Childhood Memories Of Robert Hayden In His Poem “Those Winter Sundays”
American poet, Robert Hayden wrote, “Those Winter Sundays” as a memory from his childhood. Reflecting on his past from the voice of a child who fears his father. As an adult, he now has a clearer picture of what his father endured, and the sacrifices he made. A father who loves his family unconditionally and performs selfless acts for them. Robert Hayden in “Those Winter Sundays” explains through tone, imagery, and symbolism of a father’s love that will sacrifice for his family and does not demand reciprocity. The tone is sadness and regret, as Hayden remembers back to when he was growing up. He feels regret for not appreciating his father enough and all that he has done for the family. In the tone, the boy speaks of his father, “Speaking indifferently to him, who had driven out the cold/ and polished my good shoes as well”.

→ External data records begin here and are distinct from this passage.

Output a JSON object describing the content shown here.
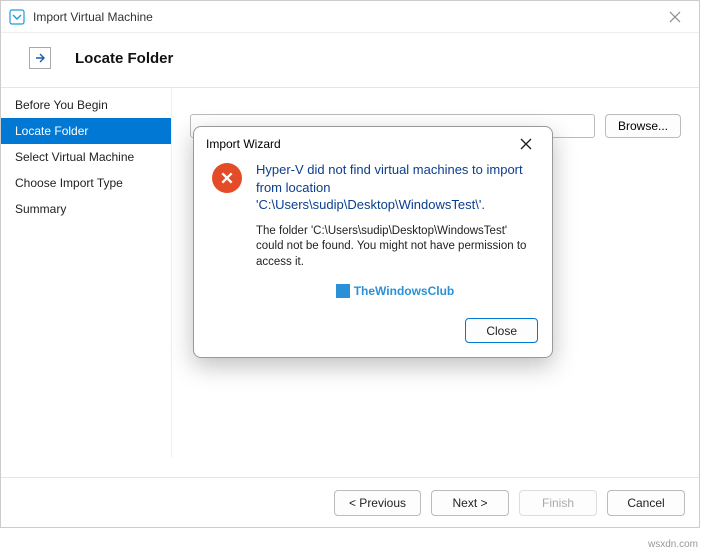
{
  "window": {
    "title": "Import Virtual Machine"
  },
  "header": {
    "title": "Locate Folder"
  },
  "sidebar": {
    "items": [
      {
        "label": "Before You Begin"
      },
      {
        "label": "Locate Folder"
      },
      {
        "label": "Select Virtual Machine"
      },
      {
        "label": "Choose Import Type"
      },
      {
        "label": "Summary"
      }
    ]
  },
  "main": {
    "browse_label": "Browse..."
  },
  "footer": {
    "previous": "< Previous",
    "next": "Next >",
    "finish": "Finish",
    "cancel": "Cancel"
  },
  "dialog": {
    "title": "Import Wizard",
    "headline": "Hyper-V did not find virtual machines to import from location 'C:\\Users\\sudip\\Desktop\\WindowsTest\\'.",
    "detail": "The folder 'C:\\Users\\sudip\\Desktop\\WindowsTest' could not be found. You might not have permission to access it.",
    "close": "Close"
  },
  "watermark": "TheWindowsClub",
  "corner": "wsxdn.com"
}
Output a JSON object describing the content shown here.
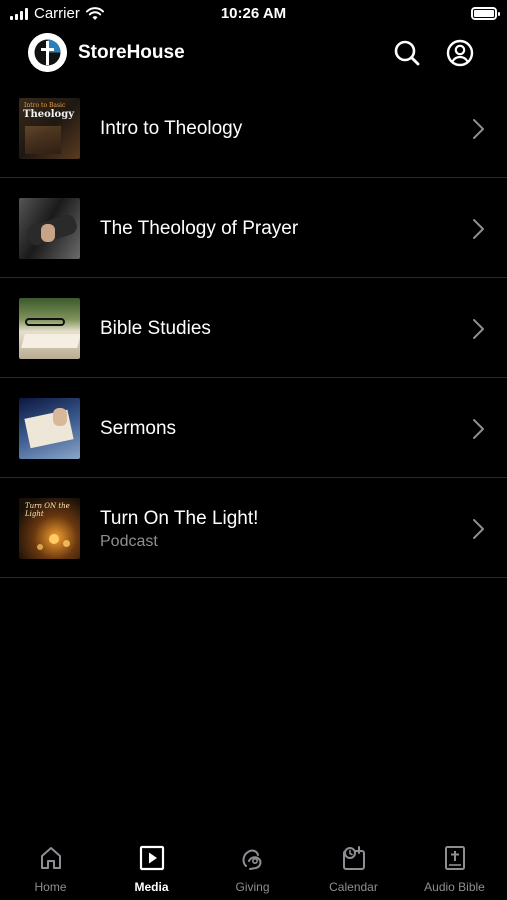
{
  "status_bar": {
    "carrier": "Carrier",
    "time": "10:26 AM",
    "battery_level": 1.0,
    "icons": [
      "signal-icon",
      "wifi-icon",
      "battery-icon"
    ]
  },
  "header": {
    "title": "StoreHouse",
    "icons": [
      "logo-icon",
      "search-icon",
      "account-icon"
    ]
  },
  "media_list": [
    {
      "title": "Intro to Theology",
      "thumb_text_top": "Intro to Basic",
      "thumb_text_main": "Theology"
    },
    {
      "title": "The Theology of Prayer"
    },
    {
      "title": "Bible Studies"
    },
    {
      "title": "Sermons"
    },
    {
      "title": "Turn On The Light!",
      "subtitle": "Podcast",
      "thumb_text": "Turn ON the Light"
    }
  ],
  "tabs": [
    {
      "label": "Home",
      "icon": "home-icon",
      "active": false
    },
    {
      "label": "Media",
      "icon": "play-icon",
      "active": true
    },
    {
      "label": "Giving",
      "icon": "giving-icon",
      "active": false
    },
    {
      "label": "Calendar",
      "icon": "calendar-icon",
      "active": false
    },
    {
      "label": "Audio Bible",
      "icon": "bible-icon",
      "active": false
    }
  ],
  "colors": {
    "background": "#000000",
    "text_primary": "#ffffff",
    "text_secondary": "#8e8e93",
    "divider": "#2a2a2a"
  }
}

The speaker has remorse in the manner he spoke to the one who sacrificed his mornings to keep the home warm. He can polish his shoes, but his father does it because he cherishes his son. The boy remembers that no one gave appreciation to the man of the house. The thought occurs to him, “No one ever thanked him”. There is sadness in the tone, as Hayden understands that neither he nor another household member expressed their gratitude. The father would wake up before the sun rose to tend to the need of the family. Sacrificing his mornings, the father prepares the day for his loved ones even though they did not thank him. Newell 2Robert Hayden’s usages of imagery help to visualize that the father’s first priority is his family. Foremost, the speaker says, “put his clothes on in the blueblack cold”.
Hayden paints an image that the day has yet to begin. The father gets up before the sun in the winter mornings to warm the house for his family, that they will not have to live in a cold house. He does not want his household to have to wake up in the same freezing temperatures he endured. Before the boy’s day starts, “I’d wake and hear the cold splintering, breaking”. As the speaker stays in his home, he can hear his father chopping wood. A visual image creates an arduous, frigid setting that shows hardships the father endured. The father demonstrates his love as he rises early to push out the cold. Additionally, symbolism represents the meaning behind what Hayden is saying.
There is hidden love within the father’s actions. He would chop wood for the fire, “with cracked hands that ached/ from labor in the weekday weather made/ banked fires blaze”. The father wakes up early even on a Sunday, a day of rest, to bring warmth to his family. Although no one thanked him, he continued to provide for them. The temperature of the rooms and weather is symbolic with his father, cold and reserved. The poem’s title indicates the time of year signifying the cold. It is the indifference and standoffish emotions between the father and child.
The speaker reflects on his adolescent ignorance, “what did I know/ of love austere …”. His father performs acts of love like bringing warmth from the fire to the household. His father does not verbalize his love, but by demonstrating it. The speaker recounts ignorance of youth that his father perseveres despite an absence of recognition of his family. Robert Hayden reflects on his past thinking about what his father had done for his family. As an adult, the speaker appreciates more of the sacrifices made and came to understand the form of love by his father. When the speaker was a child, there was a lack of wisdom. With age Newell 3comes maturity, experience and understanding the selflessness that comes from parental love which does not require an expectation of mutuality.
In “Those Winter Days” Robert Hayden recollects when his father would take care of his family that establishes the theme of familial love and sacrifice that a parent makes for their child that shows through tone, imagery, and symbolism.
“This above all- to thine own self be true, /And it must follow, as the night the day, / Thou canst not then be false to any man” (Hamlet, 1.3.154-56). […]
The World Is Flat Friedman, in Chapter 2 of The World Is Flat, describes the 10 items or phenomenon that helped flatten the globe and added to our still-globalizing world. […]
Globalization implications in Friedman’s “Flat World” In Thomas Friedman’s “The World is Flat 3.0,” the author discusses the changing in global society from a disunited world to one which is […]
The World is Flat v Not Flat Regardless if the world is flat or if it is not, we still have an unprecedented situation to deal with. The world’s economy […]
William Wordsworth’s poem, The World is Too Much With Us explores the results of distancing man from the natural world due to the societal obsession with materialism. My media product, […]
“The World Is Too Much With Us” by William Wordsworth Response William Wordsworth’s poem, “The World Is Too Much With Us,” relates unexpectedly well with what is happening today in […]
Wordsworth’s Poem Essay Response William Wordsworth, author of I Wandered Lonely as a Cloud and The World is Too Much With Us, highlight important elements of Romanticism. The exotic, nature, […]
In poetry it is important for meanings and themes to be conveyed to us in a unique and interesting manner. Margaret Atwood uses many literary devices so the reader can […]
These lines are the fourth stanza of the poem and are located approximately in the center of the piece. I think that the fact that the lines are located in […]
American poet, Robert Hayden wrote, “Those Winter Sundays” as a memory from his childhood. Reflecting on his past from the voice of a child who fears his father. As an […]